- _Task item_: Copy the full listing exactly, word for word.

- _Input data_:
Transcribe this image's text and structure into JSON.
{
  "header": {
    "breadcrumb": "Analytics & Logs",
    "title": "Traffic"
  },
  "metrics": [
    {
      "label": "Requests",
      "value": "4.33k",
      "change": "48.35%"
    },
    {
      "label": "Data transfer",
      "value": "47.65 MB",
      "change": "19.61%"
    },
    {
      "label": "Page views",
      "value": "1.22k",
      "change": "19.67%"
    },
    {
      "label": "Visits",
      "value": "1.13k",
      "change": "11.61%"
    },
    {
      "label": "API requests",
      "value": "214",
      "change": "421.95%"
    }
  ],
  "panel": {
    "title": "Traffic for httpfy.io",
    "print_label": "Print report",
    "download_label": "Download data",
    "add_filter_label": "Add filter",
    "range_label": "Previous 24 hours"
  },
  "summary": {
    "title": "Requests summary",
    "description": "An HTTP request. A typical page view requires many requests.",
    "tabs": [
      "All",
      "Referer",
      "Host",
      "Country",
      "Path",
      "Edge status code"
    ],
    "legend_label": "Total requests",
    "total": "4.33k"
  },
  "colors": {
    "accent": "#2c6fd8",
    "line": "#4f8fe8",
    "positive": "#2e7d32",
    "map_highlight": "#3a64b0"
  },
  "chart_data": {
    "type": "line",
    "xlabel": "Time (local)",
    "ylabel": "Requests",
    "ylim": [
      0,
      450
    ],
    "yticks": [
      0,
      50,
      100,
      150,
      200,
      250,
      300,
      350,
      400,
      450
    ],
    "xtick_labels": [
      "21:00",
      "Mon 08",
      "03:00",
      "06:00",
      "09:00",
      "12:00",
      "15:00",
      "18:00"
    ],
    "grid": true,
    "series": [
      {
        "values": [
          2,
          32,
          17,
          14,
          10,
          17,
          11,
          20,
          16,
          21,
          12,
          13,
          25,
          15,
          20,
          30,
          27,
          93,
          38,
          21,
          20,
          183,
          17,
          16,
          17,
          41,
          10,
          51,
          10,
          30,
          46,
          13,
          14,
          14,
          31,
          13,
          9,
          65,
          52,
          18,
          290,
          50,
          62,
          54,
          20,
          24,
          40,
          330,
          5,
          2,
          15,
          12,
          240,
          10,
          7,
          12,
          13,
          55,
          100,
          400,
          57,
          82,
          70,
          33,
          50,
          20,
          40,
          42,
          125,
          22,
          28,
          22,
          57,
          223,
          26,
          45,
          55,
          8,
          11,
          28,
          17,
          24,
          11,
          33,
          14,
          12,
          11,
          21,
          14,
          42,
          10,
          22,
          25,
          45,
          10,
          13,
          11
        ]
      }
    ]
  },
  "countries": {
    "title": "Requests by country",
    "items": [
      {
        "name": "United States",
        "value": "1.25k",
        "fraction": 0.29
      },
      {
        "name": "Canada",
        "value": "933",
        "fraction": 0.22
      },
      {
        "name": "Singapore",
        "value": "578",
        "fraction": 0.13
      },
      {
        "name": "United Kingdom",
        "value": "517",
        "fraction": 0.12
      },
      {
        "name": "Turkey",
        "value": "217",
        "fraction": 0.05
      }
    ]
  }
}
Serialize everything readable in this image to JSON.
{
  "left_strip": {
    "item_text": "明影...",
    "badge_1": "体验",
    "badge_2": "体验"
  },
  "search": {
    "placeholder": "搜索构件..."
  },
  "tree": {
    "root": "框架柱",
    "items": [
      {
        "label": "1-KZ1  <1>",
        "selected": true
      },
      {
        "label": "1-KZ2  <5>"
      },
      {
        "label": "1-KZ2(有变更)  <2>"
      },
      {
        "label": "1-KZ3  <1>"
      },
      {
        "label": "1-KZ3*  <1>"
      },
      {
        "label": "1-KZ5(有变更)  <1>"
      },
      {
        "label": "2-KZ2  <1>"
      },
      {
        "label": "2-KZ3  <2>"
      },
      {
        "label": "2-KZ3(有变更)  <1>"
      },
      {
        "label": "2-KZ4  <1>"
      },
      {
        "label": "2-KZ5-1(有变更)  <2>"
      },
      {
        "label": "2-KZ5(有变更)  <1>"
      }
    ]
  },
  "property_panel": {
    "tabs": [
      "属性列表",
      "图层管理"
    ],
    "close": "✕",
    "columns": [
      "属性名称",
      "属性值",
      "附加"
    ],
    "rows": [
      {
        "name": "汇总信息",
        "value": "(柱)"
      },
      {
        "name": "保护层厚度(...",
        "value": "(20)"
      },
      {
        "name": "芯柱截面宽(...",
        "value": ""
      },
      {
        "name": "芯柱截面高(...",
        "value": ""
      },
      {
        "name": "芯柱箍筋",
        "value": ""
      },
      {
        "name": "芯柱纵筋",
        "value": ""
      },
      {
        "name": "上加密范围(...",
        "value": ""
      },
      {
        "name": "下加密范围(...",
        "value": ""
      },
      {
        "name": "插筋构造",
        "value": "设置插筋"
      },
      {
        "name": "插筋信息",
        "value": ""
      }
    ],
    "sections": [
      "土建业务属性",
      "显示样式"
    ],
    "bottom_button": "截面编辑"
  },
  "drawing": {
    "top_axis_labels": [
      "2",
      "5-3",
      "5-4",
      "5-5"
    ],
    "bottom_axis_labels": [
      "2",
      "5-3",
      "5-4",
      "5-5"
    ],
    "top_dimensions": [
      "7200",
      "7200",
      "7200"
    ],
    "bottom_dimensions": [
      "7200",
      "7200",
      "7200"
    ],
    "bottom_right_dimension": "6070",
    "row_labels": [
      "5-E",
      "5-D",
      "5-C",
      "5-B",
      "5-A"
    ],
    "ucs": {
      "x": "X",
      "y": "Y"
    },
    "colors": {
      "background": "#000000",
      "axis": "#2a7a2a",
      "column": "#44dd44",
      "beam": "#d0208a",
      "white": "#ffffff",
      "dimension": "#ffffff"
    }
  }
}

- _Answer space_:
Transcribe this image's text and structure into JSON.
{
  "header": {
    "breadcrumb": "Analytics & Logs",
    "title": "Traffic"
  },
  "metrics": [
    {
      "label": "Requests",
      "value": "4.33k",
      "change": "48.35%"
    },
    {
      "label": "Data transfer",
      "value": "47.65 MB",
      "change": "19.61%"
    },
    {
      "label": "Page views",
      "value": "1.22k",
      "change": "19.67%"
    },
    {
      "label": "Visits",
      "value": "1.13k",
      "change": "11.61%"
    },
    {
      "label": "API requests",
      "value": "214",
      "change": "421.95%"
    }
  ],
  "panel": {
    "title": "Traffic for httpfy.io",
    "print_label": "Print report",
    "download_label": "Download data",
    "add_filter_label": "Add filter",
    "range_label": "Previous 24 hours"
  },
  "summary": {
    "title": "Requests summary",
    "description": "An HTTP request. A typical page view requires many requests.",
    "tabs": [
      "All",
      "Referer",
      "Host",
      "Country",
      "Path",
      "Edge status code"
    ],
    "legend_label": "Total requests",
    "total": "4.33k"
  },
  "colors": {
    "accent": "#2c6fd8",
    "line": "#4f8fe8",
    "positive": "#2e7d32",
    "map_highlight": "#3a64b0"
  },
  "chart_data": {
    "type": "line",
    "xlabel": "Time (local)",
    "ylabel": "Requests",
    "ylim": [
      0,
      450
    ],
    "yticks": [
      0,
      50,
      100,
      150,
      200,
      250,
      300,
      350,
      400,
      450
    ],
    "xtick_labels": [
      "21:00",
      "Mon 08",
      "03:00",
      "06:00",
      "09:00",
      "12:00",
      "15:00",
      "18:00"
    ],
    "grid": true,
    "series": [
      {
        "values": [
          2,
          32,
          17,
          14,
          10,
          17,
          11,
          20,
          16,
          21,
          12,
          13,
          25,
          15,
          20,
          30,
          27,
          93,
          38,
          21,
          20,
          183,
          17,
          16,
          17,
          41,
          10,
          51,
          10,
          30,
          46,
          13,
          14,
          14,
          31,
          13,
          9,
          65,
          52,
          18,
          290,
          50,
          62,
          54,
          20,
          24,
          40,
          330,
          5,
          2,
          15,
          12,
          240,
          10,
          7,
          12,
          13,
          55,
          100,
          400,
          57,
          82,
          70,
          33,
          50,
          20,
          40,
          42,
          125,
          22,
          28,
          22,
          57,
          223,
          26,
          45,
          55,
          8,
          11,
          28,
          17,
          24,
          11,
          33,
          14,
          12,
          11,
          21,
          14,
          42,
          10,
          22,
          25,
          45,
          10,
          13,
          11
        ]
      }
    ]
  },
  "countries": {
    "title": "Requests by country",
    "items": [
      {
        "name": "United States",
        "value": "1.25k",
        "fraction": 0.29
      },
      {
        "name": "Canada",
        "value": "933",
        "fraction": 0.22
      },
      {
        "name": "Singapore",
        "value": "578",
        "fraction": 0.13
      },
      {
        "name": "United Kingdom",
        "value": "517",
        "fraction": 0.12
      },
      {
        "name": "Turkey",
        "value": "217",
        "fraction": 0.05
      }
    ]
  }
}
Serialize everything readable in this image to JSON.
{
  "left_strip": {
    "item_text": "明影...",
    "badge_1": "体验",
    "badge_2": "体验"
  },
  "search": {
    "placeholder": "搜索构件..."
  },
  "tree": {
    "root": "框架柱",
    "items": [
      {
        "label": "1-KZ1  <1>",
        "selected": true
      },
      {
        "label": "1-KZ2  <5>"
      },
      {
        "label": "1-KZ2(有变更)  <2>"
      },
      {
        "label": "1-KZ3  <1>"
      },
      {
        "label": "1-KZ3*  <1>"
      },
      {
        "label": "1-KZ5(有变更)  <1>"
      },
      {
        "label": "2-KZ2  <1>"
      },
      {
        "label": "2-KZ3  <2>"
      },
      {
        "label": "2-KZ3(有变更)  <1>"
      },
      {
        "label": "2-KZ4  <1>"
      },
      {
        "label": "2-KZ5-1(有变更)  <2>"
      },
      {
        "label": "2-KZ5(有变更)  <1>"
      }
    ]
  },
  "property_panel": {
    "tabs": [
      "属性列表",
      "图层管理"
    ],
    "close": "✕",
    "columns": [
      "属性名称",
      "属性值",
      "附加"
    ],
    "rows": [
      {
        "name": "汇总信息",
        "value": "(柱)"
      },
      {
        "name": "保护层厚度(...",
        "value": "(20)"
      },
      {
        "name": "芯柱截面宽(...",
        "value": ""
      },
      {
        "name": "芯柱截面高(...",
        "value": ""
      },
      {
        "name": "芯柱箍筋",
        "value": ""
      },
      {
        "name": "芯柱纵筋",
        "value": ""
      },
      {
        "name": "上加密范围(...",
        "value": ""
      },
      {
        "name": "下加密范围(...",
        "value": ""
      },
      {
        "name": "插筋构造",
        "value": "设置插筋"
      },
      {
        "name": "插筋信息",
        "value": ""
      }
    ],
    "sections": [
      "土建业务属性",
      "显示样式"
    ],
    "bottom_button": "截面编辑"
  },
  "drawing": {
    "top_axis_labels": [
      "2",
      "5-3",
      "5-4",
      "5-5"
    ],
    "bottom_axis_labels": [
      "2",
      "5-3",
      "5-4",
      "5-5"
    ],
    "top_dimensions": [
      "7200",
      "7200",
      "7200"
    ],
    "bottom_dimensions": [
      "7200",
      "7200",
      "7200"
    ],
    "bottom_right_dimension": "6070",
    "row_labels": [
      "5-E",
      "5-D",
      "5-C",
      "5-B",
      "5-A"
    ],
    "ucs": {
      "x": "X",
      "y": "Y"
    },
    "colors": {
      "background": "#000000",
      "axis": "#2a7a2a",
      "column": "#44dd44",
      "beam": "#d0208a",
      "white": "#ffffff",
      "dimension": "#ffffff"
    }
  }
}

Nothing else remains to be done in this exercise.